> PROBLEM TO SOLVE:
From the entries, return every line where the string "true" shows up.

> DATA UNDER STUDY:

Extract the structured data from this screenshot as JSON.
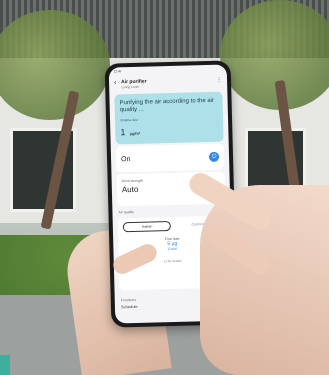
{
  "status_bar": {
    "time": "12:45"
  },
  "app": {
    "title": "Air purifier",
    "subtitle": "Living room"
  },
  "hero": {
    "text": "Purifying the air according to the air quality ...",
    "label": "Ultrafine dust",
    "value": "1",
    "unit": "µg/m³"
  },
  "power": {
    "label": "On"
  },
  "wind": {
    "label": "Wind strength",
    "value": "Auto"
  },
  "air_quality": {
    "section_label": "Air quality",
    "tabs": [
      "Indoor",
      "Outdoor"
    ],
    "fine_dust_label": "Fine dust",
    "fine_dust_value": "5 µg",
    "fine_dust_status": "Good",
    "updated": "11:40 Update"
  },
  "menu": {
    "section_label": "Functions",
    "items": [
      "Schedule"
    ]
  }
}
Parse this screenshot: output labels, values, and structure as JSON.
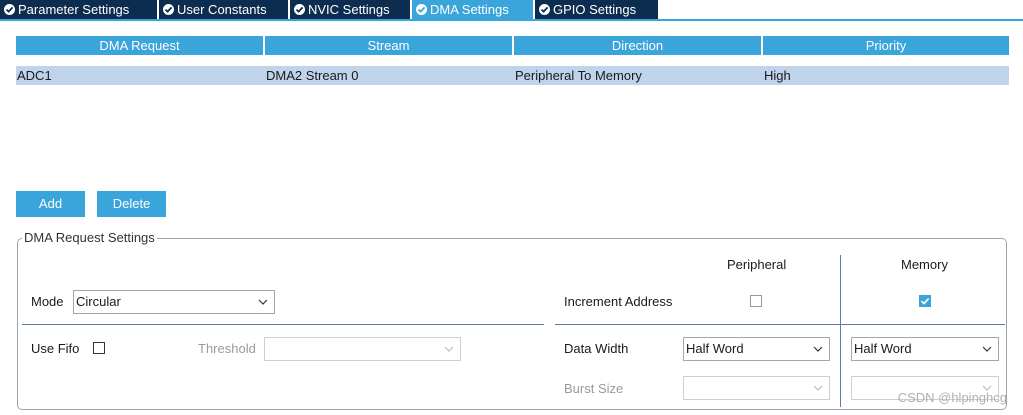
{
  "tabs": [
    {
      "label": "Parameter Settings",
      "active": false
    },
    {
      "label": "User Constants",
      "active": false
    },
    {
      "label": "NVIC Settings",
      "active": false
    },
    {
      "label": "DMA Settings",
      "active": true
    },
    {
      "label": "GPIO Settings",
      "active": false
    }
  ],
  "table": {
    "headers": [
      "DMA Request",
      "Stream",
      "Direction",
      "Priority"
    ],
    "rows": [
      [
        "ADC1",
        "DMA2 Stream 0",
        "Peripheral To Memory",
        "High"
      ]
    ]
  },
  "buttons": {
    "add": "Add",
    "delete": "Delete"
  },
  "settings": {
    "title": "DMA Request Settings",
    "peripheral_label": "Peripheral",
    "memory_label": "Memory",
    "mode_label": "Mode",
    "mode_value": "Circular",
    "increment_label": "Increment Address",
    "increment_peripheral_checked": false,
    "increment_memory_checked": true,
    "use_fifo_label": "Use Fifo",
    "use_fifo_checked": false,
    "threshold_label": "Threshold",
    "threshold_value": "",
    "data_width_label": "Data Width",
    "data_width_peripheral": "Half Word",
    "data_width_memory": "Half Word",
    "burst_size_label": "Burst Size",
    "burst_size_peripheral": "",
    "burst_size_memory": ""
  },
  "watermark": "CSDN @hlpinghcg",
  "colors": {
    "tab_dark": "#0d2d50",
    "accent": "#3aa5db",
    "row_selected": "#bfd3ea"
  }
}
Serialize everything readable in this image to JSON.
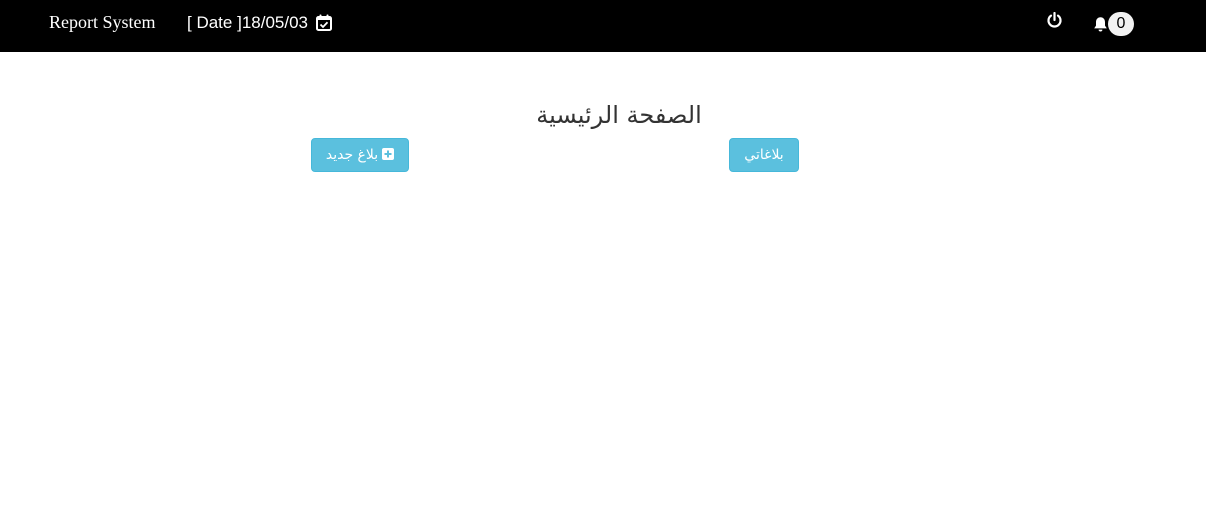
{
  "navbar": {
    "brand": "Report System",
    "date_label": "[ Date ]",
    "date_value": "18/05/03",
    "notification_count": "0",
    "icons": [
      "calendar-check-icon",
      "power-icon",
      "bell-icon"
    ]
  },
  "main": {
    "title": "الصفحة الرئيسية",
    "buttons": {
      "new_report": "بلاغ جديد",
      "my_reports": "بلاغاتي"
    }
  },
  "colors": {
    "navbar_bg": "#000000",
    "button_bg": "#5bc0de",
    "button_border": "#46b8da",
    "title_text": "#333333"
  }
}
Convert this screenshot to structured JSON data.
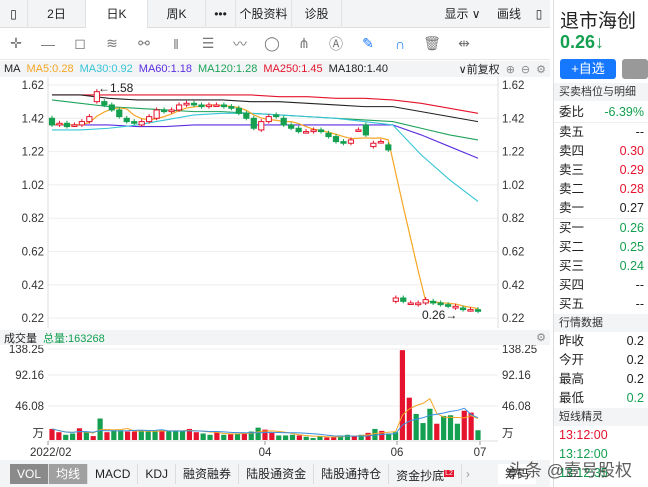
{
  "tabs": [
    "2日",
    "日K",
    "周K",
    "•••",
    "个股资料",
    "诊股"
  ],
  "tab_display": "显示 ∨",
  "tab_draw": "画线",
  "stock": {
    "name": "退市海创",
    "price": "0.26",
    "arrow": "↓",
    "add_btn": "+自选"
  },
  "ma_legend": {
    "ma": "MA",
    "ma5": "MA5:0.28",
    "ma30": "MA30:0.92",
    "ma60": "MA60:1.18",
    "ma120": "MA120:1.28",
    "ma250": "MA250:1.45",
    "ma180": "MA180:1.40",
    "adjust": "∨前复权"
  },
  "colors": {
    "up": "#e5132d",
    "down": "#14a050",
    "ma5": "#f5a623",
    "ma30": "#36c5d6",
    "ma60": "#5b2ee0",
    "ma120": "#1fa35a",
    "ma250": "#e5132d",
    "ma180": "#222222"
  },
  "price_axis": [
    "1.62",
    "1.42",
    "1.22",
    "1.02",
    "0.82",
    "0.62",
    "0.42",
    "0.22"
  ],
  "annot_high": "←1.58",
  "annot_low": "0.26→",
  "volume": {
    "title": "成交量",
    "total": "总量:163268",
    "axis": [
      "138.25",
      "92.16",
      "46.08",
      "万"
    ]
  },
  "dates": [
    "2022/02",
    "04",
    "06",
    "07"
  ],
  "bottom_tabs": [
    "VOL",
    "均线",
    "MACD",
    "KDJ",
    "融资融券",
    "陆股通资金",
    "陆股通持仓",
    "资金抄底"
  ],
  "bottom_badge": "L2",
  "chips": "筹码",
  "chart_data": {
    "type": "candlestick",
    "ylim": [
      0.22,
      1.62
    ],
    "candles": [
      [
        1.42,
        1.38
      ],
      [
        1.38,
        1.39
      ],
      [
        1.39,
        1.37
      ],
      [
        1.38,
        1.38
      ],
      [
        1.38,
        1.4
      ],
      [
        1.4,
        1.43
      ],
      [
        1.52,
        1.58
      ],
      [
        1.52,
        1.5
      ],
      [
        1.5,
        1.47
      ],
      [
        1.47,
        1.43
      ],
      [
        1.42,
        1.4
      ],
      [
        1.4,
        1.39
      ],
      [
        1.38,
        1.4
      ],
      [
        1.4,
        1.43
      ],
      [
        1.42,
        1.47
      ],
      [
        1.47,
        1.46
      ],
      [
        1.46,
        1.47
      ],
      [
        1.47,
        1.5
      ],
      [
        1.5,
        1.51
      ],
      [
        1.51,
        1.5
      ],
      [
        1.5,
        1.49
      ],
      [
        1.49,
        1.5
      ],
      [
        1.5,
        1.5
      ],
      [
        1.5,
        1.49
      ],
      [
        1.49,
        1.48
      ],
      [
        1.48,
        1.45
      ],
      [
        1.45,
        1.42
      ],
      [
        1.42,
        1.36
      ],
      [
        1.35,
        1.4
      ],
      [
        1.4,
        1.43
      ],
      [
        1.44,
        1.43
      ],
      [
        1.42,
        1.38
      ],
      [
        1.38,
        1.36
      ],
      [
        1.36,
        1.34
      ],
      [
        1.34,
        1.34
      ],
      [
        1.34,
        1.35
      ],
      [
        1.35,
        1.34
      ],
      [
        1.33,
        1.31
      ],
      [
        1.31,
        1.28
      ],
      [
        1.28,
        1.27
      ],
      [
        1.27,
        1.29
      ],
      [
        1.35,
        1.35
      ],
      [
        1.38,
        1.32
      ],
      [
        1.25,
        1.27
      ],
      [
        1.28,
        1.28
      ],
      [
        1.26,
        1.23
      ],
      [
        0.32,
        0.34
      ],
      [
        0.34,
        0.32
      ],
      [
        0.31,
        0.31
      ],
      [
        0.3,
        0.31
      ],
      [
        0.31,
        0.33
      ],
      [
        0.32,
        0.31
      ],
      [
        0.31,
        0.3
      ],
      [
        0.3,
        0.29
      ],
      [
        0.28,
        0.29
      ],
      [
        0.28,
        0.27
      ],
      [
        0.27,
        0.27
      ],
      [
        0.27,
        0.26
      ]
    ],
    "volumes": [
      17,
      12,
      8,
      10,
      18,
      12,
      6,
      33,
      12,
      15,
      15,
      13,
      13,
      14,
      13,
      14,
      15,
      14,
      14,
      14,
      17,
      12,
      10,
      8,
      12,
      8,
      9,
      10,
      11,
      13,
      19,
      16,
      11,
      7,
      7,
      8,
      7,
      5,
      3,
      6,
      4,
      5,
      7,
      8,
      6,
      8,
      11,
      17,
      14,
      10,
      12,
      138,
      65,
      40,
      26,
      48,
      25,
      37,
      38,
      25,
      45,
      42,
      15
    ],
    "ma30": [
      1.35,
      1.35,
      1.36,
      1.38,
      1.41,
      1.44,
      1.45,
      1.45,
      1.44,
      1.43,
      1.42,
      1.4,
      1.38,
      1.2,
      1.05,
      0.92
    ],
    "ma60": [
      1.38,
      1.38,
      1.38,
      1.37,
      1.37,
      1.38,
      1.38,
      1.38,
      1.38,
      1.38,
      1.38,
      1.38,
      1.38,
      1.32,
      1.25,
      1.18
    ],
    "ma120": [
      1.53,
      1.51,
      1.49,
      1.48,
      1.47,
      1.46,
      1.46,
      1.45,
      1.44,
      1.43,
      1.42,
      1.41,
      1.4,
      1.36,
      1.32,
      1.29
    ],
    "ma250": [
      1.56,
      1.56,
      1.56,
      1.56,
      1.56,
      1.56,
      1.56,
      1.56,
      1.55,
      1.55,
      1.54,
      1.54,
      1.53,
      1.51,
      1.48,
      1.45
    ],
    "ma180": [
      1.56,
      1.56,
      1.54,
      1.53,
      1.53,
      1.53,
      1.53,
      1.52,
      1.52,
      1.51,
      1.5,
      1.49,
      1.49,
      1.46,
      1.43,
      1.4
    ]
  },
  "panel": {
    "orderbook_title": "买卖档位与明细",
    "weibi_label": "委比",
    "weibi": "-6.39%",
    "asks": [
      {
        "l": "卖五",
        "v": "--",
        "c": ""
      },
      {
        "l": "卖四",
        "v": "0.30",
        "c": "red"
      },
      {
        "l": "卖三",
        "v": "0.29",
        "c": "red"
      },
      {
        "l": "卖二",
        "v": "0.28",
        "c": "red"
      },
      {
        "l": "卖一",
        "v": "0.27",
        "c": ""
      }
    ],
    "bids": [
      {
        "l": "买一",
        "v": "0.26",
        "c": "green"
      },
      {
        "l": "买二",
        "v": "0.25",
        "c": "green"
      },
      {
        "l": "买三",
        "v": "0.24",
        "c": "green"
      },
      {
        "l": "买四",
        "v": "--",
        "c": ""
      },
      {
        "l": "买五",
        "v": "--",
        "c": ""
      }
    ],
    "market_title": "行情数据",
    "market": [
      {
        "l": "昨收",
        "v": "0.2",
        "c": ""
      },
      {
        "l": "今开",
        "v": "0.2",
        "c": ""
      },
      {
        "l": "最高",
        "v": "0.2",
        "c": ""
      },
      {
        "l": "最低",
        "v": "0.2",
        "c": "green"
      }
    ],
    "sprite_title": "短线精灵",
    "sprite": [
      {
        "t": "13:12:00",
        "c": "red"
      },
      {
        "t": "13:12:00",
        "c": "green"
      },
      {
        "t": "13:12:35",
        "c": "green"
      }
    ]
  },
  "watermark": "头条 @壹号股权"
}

> SOLUTION:
      "active": true
    "increment_memory_checked": true,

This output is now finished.